HOW TO COMPLETE THIS TASK:
Your copy should match the listing word for word, apart from the pictures, which are left out.
[Opening DATA SHOWN section]
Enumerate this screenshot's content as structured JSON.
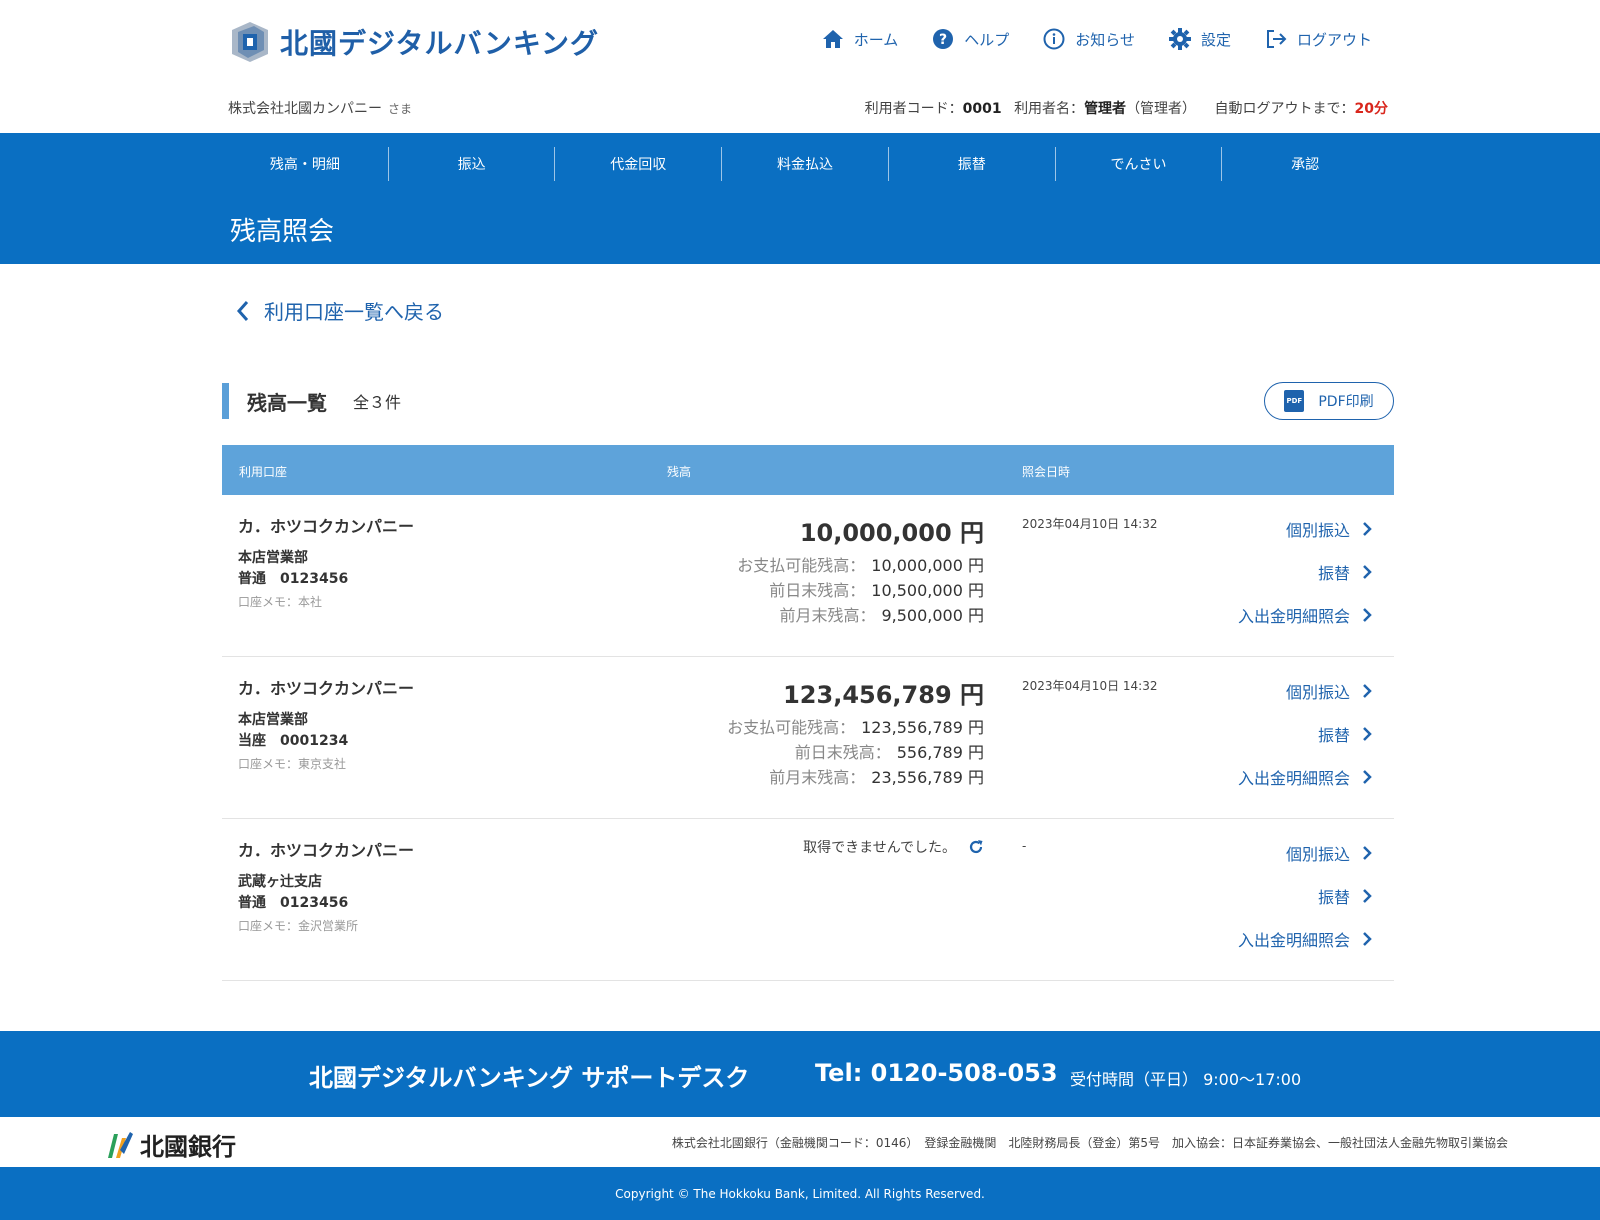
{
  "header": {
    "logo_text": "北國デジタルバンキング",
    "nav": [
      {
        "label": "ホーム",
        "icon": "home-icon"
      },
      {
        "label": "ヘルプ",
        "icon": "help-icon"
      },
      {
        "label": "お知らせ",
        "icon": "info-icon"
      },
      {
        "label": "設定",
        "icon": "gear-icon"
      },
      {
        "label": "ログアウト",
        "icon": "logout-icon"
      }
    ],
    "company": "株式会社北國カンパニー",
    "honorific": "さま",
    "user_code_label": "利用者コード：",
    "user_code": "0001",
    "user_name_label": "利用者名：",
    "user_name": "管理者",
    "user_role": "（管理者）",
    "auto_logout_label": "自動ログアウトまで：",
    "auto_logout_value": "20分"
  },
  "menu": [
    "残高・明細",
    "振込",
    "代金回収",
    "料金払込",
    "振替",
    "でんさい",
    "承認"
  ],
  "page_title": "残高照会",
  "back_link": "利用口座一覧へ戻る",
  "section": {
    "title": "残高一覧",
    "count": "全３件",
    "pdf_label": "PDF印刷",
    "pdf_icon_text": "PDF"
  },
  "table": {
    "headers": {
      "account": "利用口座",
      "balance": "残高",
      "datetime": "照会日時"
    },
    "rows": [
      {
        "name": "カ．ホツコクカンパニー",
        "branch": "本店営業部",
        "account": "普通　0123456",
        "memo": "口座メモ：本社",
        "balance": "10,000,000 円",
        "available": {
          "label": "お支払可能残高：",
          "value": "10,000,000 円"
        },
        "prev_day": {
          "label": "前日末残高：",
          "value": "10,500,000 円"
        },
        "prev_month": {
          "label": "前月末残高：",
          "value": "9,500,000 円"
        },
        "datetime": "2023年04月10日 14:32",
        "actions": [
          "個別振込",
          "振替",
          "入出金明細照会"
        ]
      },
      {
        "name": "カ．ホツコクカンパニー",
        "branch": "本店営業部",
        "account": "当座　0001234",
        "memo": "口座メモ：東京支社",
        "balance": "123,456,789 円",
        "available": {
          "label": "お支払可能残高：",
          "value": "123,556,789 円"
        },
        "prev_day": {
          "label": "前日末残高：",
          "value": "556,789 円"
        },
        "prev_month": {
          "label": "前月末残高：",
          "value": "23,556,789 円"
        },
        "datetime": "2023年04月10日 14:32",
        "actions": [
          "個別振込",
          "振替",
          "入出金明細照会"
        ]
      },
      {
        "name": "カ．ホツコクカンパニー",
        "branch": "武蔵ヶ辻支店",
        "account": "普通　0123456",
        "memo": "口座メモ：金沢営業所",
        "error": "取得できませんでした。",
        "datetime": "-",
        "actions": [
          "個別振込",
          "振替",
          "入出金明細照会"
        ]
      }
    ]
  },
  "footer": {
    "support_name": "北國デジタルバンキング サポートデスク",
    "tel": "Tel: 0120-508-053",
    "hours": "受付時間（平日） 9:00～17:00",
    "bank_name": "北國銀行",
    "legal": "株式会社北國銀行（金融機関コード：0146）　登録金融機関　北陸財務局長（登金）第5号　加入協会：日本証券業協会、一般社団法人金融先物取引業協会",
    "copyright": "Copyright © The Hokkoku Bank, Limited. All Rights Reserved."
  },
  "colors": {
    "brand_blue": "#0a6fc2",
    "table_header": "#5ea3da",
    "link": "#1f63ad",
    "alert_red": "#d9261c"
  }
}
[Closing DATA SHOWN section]
RESPONSE FOR THIS EXERCISE:
Enumerate this screenshot's content as structured JSON.
{
  "header": {
    "logo_text": "北國デジタルバンキング",
    "nav": [
      {
        "label": "ホーム",
        "icon": "home-icon"
      },
      {
        "label": "ヘルプ",
        "icon": "help-icon"
      },
      {
        "label": "お知らせ",
        "icon": "info-icon"
      },
      {
        "label": "設定",
        "icon": "gear-icon"
      },
      {
        "label": "ログアウト",
        "icon": "logout-icon"
      }
    ],
    "company": "株式会社北國カンパニー",
    "honorific": "さま",
    "user_code_label": "利用者コード：",
    "user_code": "0001",
    "user_name_label": "利用者名：",
    "user_name": "管理者",
    "user_role": "（管理者）",
    "auto_logout_label": "自動ログアウトまで：",
    "auto_logout_value": "20分"
  },
  "menu": [
    "残高・明細",
    "振込",
    "代金回収",
    "料金払込",
    "振替",
    "でんさい",
    "承認"
  ],
  "page_title": "残高照会",
  "back_link": "利用口座一覧へ戻る",
  "section": {
    "title": "残高一覧",
    "count": "全３件",
    "pdf_label": "PDF印刷",
    "pdf_icon_text": "PDF"
  },
  "table": {
    "headers": {
      "account": "利用口座",
      "balance": "残高",
      "datetime": "照会日時"
    },
    "rows": [
      {
        "name": "カ．ホツコクカンパニー",
        "branch": "本店営業部",
        "account": "普通　0123456",
        "memo": "口座メモ：本社",
        "balance": "10,000,000 円",
        "available": {
          "label": "お支払可能残高：",
          "value": "10,000,000 円"
        },
        "prev_day": {
          "label": "前日末残高：",
          "value": "10,500,000 円"
        },
        "prev_month": {
          "label": "前月末残高：",
          "value": "9,500,000 円"
        },
        "datetime": "2023年04月10日 14:32",
        "actions": [
          "個別振込",
          "振替",
          "入出金明細照会"
        ]
      },
      {
        "name": "カ．ホツコクカンパニー",
        "branch": "本店営業部",
        "account": "当座　0001234",
        "memo": "口座メモ：東京支社",
        "balance": "123,456,789 円",
        "available": {
          "label": "お支払可能残高：",
          "value": "123,556,789 円"
        },
        "prev_day": {
          "label": "前日末残高：",
          "value": "556,789 円"
        },
        "prev_month": {
          "label": "前月末残高：",
          "value": "23,556,789 円"
        },
        "datetime": "2023年04月10日 14:32",
        "actions": [
          "個別振込",
          "振替",
          "入出金明細照会"
        ]
      },
      {
        "name": "カ．ホツコクカンパニー",
        "branch": "武蔵ヶ辻支店",
        "account": "普通　0123456",
        "memo": "口座メモ：金沢営業所",
        "error": "取得できませんでした。",
        "datetime": "-",
        "actions": [
          "個別振込",
          "振替",
          "入出金明細照会"
        ]
      }
    ]
  },
  "footer": {
    "support_name": "北國デジタルバンキング サポートデスク",
    "tel": "Tel: 0120-508-053",
    "hours": "受付時間（平日） 9:00～17:00",
    "bank_name": "北國銀行",
    "legal": "株式会社北國銀行（金融機関コード：0146）　登録金融機関　北陸財務局長（登金）第5号　加入協会：日本証券業協会、一般社団法人金融先物取引業協会",
    "copyright": "Copyright © The Hokkoku Bank, Limited. All Rights Reserved."
  },
  "colors": {
    "brand_blue": "#0a6fc2",
    "table_header": "#5ea3da",
    "link": "#1f63ad",
    "alert_red": "#d9261c"
  }
}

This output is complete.